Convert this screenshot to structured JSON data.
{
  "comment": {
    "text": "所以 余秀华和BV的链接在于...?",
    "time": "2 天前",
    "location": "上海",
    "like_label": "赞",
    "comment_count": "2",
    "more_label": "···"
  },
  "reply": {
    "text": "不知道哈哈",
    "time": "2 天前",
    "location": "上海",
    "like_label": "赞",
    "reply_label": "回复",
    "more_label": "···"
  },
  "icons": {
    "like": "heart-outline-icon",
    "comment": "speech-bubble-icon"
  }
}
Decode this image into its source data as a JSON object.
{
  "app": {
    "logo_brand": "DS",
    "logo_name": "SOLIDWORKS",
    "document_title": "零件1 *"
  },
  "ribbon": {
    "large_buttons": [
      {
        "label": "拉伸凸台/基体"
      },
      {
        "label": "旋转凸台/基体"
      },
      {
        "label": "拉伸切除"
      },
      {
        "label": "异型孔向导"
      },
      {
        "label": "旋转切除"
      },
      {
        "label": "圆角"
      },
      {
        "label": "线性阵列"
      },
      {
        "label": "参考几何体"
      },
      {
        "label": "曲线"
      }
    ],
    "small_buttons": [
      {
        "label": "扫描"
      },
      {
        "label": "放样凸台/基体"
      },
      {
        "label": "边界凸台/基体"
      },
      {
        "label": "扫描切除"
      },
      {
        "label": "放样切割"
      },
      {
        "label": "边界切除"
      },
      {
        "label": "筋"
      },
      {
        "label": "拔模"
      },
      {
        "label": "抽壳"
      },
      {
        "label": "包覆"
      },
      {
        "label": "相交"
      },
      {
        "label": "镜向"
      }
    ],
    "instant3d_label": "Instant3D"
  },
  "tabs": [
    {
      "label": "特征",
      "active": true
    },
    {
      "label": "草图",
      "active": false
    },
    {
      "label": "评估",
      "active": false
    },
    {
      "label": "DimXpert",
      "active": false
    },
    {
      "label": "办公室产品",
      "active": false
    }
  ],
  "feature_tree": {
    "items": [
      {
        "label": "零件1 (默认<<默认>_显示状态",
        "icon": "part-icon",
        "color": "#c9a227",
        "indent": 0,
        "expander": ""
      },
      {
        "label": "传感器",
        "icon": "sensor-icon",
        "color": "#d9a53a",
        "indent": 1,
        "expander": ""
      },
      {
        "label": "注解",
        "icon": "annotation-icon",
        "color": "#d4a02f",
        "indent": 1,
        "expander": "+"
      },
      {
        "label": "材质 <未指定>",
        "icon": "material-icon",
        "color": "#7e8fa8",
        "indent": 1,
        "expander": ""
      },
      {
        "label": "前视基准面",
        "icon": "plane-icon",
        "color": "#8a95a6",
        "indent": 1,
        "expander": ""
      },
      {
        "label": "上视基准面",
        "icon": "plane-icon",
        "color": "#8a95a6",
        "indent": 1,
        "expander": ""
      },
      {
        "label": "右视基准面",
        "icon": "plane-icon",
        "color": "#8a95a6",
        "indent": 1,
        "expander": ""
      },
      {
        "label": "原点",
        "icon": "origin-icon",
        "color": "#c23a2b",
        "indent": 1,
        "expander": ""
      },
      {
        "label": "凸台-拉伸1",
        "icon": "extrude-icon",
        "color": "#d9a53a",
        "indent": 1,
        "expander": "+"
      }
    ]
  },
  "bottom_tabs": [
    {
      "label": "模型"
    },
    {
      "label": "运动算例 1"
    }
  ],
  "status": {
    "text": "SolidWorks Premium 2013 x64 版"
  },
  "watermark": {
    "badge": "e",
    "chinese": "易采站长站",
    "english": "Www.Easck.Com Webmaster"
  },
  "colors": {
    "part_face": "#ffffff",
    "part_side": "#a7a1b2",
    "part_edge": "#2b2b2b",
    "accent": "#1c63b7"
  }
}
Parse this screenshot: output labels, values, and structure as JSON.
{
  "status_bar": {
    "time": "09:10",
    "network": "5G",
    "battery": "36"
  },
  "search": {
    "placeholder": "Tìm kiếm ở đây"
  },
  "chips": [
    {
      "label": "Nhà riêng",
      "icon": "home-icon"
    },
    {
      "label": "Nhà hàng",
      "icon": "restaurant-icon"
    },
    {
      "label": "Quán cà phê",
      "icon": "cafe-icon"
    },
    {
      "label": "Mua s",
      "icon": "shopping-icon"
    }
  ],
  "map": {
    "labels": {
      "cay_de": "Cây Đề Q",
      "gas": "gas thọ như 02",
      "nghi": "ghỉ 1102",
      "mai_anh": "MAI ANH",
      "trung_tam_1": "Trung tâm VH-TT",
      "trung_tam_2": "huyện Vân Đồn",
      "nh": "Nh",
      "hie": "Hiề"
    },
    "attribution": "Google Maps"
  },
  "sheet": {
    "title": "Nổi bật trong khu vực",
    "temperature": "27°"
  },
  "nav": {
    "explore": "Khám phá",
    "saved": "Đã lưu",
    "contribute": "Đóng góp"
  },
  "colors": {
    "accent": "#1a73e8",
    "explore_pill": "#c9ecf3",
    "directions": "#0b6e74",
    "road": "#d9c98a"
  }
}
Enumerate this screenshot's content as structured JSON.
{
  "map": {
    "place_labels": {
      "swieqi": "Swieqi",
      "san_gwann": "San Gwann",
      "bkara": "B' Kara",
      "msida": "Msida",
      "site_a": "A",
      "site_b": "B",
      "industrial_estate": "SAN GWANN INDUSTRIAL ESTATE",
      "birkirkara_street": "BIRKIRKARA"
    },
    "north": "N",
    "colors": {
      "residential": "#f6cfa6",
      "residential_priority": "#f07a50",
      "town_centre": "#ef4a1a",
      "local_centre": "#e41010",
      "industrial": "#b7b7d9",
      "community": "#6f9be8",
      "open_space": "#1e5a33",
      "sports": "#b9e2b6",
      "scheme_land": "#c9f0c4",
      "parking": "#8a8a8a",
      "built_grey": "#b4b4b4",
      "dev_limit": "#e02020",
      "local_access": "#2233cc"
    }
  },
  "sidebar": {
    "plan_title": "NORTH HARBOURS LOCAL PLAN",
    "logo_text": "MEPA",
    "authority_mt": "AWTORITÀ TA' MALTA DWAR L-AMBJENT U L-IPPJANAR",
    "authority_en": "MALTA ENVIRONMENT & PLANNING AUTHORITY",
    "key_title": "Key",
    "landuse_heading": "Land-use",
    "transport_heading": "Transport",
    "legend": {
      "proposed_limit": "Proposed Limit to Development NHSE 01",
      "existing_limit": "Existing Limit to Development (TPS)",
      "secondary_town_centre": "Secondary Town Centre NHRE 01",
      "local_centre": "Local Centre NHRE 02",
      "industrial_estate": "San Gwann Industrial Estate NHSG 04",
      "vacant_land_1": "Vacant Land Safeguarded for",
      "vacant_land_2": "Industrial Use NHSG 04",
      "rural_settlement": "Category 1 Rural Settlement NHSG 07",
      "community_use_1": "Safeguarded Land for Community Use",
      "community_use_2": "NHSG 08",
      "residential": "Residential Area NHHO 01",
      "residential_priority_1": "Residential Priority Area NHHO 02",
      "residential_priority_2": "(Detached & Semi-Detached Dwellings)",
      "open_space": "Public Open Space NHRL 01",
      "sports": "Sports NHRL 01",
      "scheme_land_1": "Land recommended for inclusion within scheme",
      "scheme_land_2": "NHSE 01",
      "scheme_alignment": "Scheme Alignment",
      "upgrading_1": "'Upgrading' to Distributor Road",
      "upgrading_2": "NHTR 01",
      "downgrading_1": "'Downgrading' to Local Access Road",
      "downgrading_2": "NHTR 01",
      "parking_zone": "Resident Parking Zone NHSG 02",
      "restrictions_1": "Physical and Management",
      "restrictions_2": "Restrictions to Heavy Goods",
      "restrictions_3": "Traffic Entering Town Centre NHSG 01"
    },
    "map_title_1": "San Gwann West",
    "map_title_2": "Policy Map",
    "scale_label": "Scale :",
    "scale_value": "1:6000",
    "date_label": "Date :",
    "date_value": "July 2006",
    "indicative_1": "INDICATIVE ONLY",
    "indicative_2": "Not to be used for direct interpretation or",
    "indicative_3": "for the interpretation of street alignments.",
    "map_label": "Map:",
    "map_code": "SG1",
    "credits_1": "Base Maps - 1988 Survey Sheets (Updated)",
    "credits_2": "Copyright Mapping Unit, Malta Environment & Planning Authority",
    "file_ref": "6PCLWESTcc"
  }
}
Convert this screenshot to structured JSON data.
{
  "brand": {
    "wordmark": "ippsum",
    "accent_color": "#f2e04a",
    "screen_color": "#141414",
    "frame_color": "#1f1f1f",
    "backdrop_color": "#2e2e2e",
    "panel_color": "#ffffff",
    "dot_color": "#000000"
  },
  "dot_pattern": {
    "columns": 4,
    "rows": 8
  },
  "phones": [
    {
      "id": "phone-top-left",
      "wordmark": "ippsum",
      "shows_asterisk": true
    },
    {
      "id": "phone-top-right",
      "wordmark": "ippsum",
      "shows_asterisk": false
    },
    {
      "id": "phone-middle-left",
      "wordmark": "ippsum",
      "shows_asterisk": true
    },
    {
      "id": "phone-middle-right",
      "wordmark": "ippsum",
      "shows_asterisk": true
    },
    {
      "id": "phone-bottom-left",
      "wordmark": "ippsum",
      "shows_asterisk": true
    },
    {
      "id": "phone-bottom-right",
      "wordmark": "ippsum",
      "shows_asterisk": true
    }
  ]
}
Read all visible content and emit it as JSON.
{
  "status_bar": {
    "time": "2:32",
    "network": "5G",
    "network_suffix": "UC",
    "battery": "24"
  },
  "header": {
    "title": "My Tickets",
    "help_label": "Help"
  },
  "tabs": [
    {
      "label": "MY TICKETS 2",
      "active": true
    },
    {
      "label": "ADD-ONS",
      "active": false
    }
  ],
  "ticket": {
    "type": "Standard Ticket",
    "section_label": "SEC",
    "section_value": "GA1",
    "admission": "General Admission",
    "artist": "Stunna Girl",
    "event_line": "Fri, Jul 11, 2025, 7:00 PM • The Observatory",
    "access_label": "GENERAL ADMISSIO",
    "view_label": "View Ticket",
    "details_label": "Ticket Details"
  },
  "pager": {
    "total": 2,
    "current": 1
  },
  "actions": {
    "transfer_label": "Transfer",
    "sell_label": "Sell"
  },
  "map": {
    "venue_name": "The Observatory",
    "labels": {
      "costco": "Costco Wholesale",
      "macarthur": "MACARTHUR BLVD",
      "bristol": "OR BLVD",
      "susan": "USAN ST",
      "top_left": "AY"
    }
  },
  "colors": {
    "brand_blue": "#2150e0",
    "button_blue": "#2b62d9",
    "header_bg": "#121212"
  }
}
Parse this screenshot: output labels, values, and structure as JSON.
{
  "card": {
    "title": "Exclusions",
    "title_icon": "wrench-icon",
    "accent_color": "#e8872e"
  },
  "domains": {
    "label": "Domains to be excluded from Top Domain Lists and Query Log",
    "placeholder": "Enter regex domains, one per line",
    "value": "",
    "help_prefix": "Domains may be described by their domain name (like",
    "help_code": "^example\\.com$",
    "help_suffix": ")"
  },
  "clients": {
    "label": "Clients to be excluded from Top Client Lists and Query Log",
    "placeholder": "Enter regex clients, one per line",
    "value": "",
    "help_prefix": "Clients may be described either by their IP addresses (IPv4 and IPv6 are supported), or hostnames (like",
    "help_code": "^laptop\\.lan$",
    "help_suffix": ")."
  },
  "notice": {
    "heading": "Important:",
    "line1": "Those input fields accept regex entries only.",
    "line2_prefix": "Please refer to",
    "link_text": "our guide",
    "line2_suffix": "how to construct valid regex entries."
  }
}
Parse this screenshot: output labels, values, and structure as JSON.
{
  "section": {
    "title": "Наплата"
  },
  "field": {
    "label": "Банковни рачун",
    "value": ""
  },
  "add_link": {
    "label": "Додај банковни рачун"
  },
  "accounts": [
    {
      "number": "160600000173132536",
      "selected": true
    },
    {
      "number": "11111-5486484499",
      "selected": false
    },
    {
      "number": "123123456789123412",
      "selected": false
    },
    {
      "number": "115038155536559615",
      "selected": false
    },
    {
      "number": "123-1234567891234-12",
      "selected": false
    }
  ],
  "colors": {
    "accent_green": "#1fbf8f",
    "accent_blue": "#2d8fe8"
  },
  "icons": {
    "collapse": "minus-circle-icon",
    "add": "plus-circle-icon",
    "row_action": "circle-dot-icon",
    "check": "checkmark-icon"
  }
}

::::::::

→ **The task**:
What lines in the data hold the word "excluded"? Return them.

→ **Written solution**:
    "label": "Domains to be excluded from Top Domain Lists and Query Log",
    "label": "Clients to be excluded from Top Client Lists and Query Log",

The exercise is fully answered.